In her eyes, he could see what he imagined was a smart trace of the happiness there is in escaping all sorts of disillusionment. But, contrary to his intuition about her, the woman before him acted very much like someone who had been cruelly disillusioned by life, both in general and specifically in his contexts. His father's business had been ruined by her insinuations of it as immature about that she and her smart-thief friends - half of whom seemed to be related to her. Even so, she was the one to accuse him, instead of the other way around.

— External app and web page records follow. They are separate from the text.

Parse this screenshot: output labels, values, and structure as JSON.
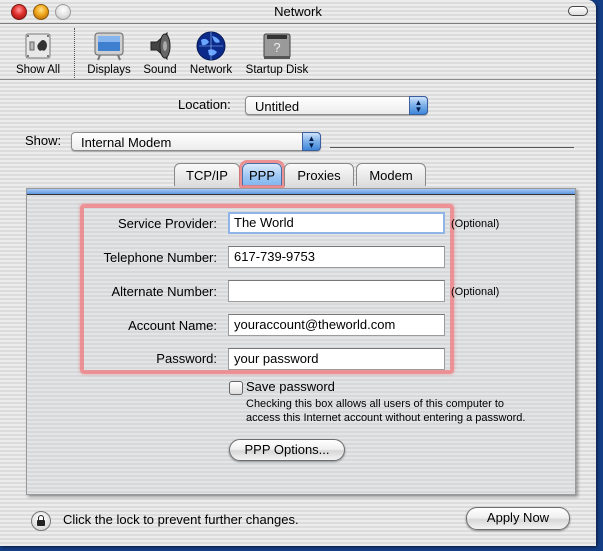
{
  "window": {
    "title": "Network"
  },
  "toolbar": {
    "items": [
      {
        "label": "Show All",
        "icon": "show-all-icon"
      },
      {
        "label": "Displays",
        "icon": "displays-icon"
      },
      {
        "label": "Sound",
        "icon": "sound-icon"
      },
      {
        "label": "Network",
        "icon": "network-icon"
      },
      {
        "label": "Startup Disk",
        "icon": "startup-disk-icon"
      }
    ]
  },
  "location": {
    "label": "Location:",
    "value": "Untitled"
  },
  "show": {
    "label": "Show:",
    "value": "Internal Modem"
  },
  "tabs": [
    {
      "label": "TCP/IP",
      "active": false
    },
    {
      "label": "PPP",
      "active": true
    },
    {
      "label": "Proxies",
      "active": false
    },
    {
      "label": "Modem",
      "active": false
    }
  ],
  "form": {
    "service_provider": {
      "label": "Service Provider:",
      "value": "The World",
      "note": "(Optional)"
    },
    "telephone_number": {
      "label": "Telephone Number:",
      "value": "617-739-9753"
    },
    "alternate_number": {
      "label": "Alternate Number:",
      "value": "",
      "note": "(Optional)"
    },
    "account_name": {
      "label": "Account Name:",
      "value": "youraccount@theworld.com"
    },
    "password": {
      "label": "Password:",
      "value": "your password"
    }
  },
  "save_password": {
    "label": "Save password",
    "checked": false,
    "help_line1": "Checking this box allows all users of this computer to",
    "help_line2": "access this Internet account without entering a password."
  },
  "buttons": {
    "ppp_options": "PPP Options...",
    "apply_now": "Apply Now"
  },
  "lock": {
    "text": "Click the lock to prevent further changes."
  },
  "colors": {
    "focus_ring": "#f07a7d",
    "accent": "#5f98e0",
    "desktop": "#143e86"
  }
}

It crossed his mind that they might be gypsies, but since they didn't much look like it, he felt that he had to dismiss that thought as not too safe to uphold, being something that might fairly easily later be labeled as prejudice, and thus make him vulnerable for blackmail from either them or possibly some other enemies. On the other hand, he figured, to the extent they actually were for example gypsies, they might have many more relatives or something that could come out of the darkness and blackmail him either way. If so, he would be rather defenseless, perhaps, if he did not defend himself by using exactly prejudice against their kind.
With this dilemma in mind he looked again at the shoplifter before him and said. “I don't have any way to judge you as being as innocent as you seem to think you are! We can't but ruin your so pathetic life by having the police take you into custody!”
She looked him in the eyes and said: “I don't feel you are trying to find out what kind of misery I'm in because of you! They can see the way we work on having the torments society causes us be rendered defenseless against our attempts to make use of the emphasize that the kinds of vanities that there are in society for even the poor people's sake.”
“I see that you're trying to say - again,” he told her, “that you're the ones I should pity, and thereby perhaps also be vulnerable for your attempts to same me into misery! But you and the likes of you are thieves and robbers, who should definitely be nailed by the police! .... Or actually, perhaps you do prefer that we use some other method against you?”
She looked at him with a somewhat sophisticated air of astonishment, which he felt reluctantly that he couldn't resist as a reason for feeling - strangely, he thought - fairly much pity for her - although he knew she could be the one to deserve such feelings form him. It was he who was threatened by her and her family, not the other way around. His father had been here with the shop he was working in since fairly long before she and her people settled near it. It was simply smart and sophisticated acting in her; he knew that! But, even so, he could not help but feeling the pity that would destroy his fathers old business.
Meanwhile, his wife did call the police, who came there and arrested the lady. After they left, he his wife and their fourteen-year-old son discussed the thieves who had settled near their shop. His wife said that they were not gypsies, thought some of them were. “Probably,” she added, “they are both that and for example Italian, because some of them seem that kind of self-assured that only someone with something of southern Italian in them can, I think. ... Even so, honey, we can't actually, I think, be trapped by their possible mafia connections, since they probably are discarded as misfits by even them. But I don't feel totally safe about them, just the same!”
“Damned!” her husband answered.
After a while their son asked: “Is there a mafia connection in every Italian or so?”
His parents both smiled at this, but said they could not say to themselves that it was safe to assume with many of them that they were no such connections!
“Then how come,” their son asked, “do they beg for a living? I mean wouldn't be better off working as mafia bosses or something?”
His parents both giggled at him. “Obviously,” his mother replied, “they cannot take themselves as the bosses of their business, but if their business is to pretend to be oppressed by us honest people, then, perhaps they can be part of that top gangster's syndicate, even though they live in what one can consider a slum!”
His father added that “Their business isn't usually legit in any case, so I guess they can feel something like Why not exercise our rights to seem innocent, and then have them, meaning us, pay for their, meaning our, seeming innocence. By pretending in such a way, they will make themselves, and thereby their bosses, seem innocent!”
“Then how come the mafia bosses are seemingly guilty?! I mean they seem much more guilty than, say, the gypsies, although they're thieves just as much as the Italians it seems! Really dad and mom, there should be something to protect the people who ruin their business by pretending the gypsies are innocent, and then perhaps we could all be employed by that kind of syndicate instead of running this business that they complain about?!”
Now both his parents laughed a little at him. “Are you serious?” they asked.
“No!” he answered. “But I am serious about making this a business that we can rely on to be smart enough to survive both the gypsies and the Italians, which I think we can do, just as long as we have it the gypsies are respectable in that they can, almost like the Italians, seem innocent by being able to complain about honest people, and thus turning good and evil into each other!”
It was not innocent of him to think so, his parents said. But since the people he spoke of were not too innocent themselves, they added, perhaps he could make his point, even in the media, they said.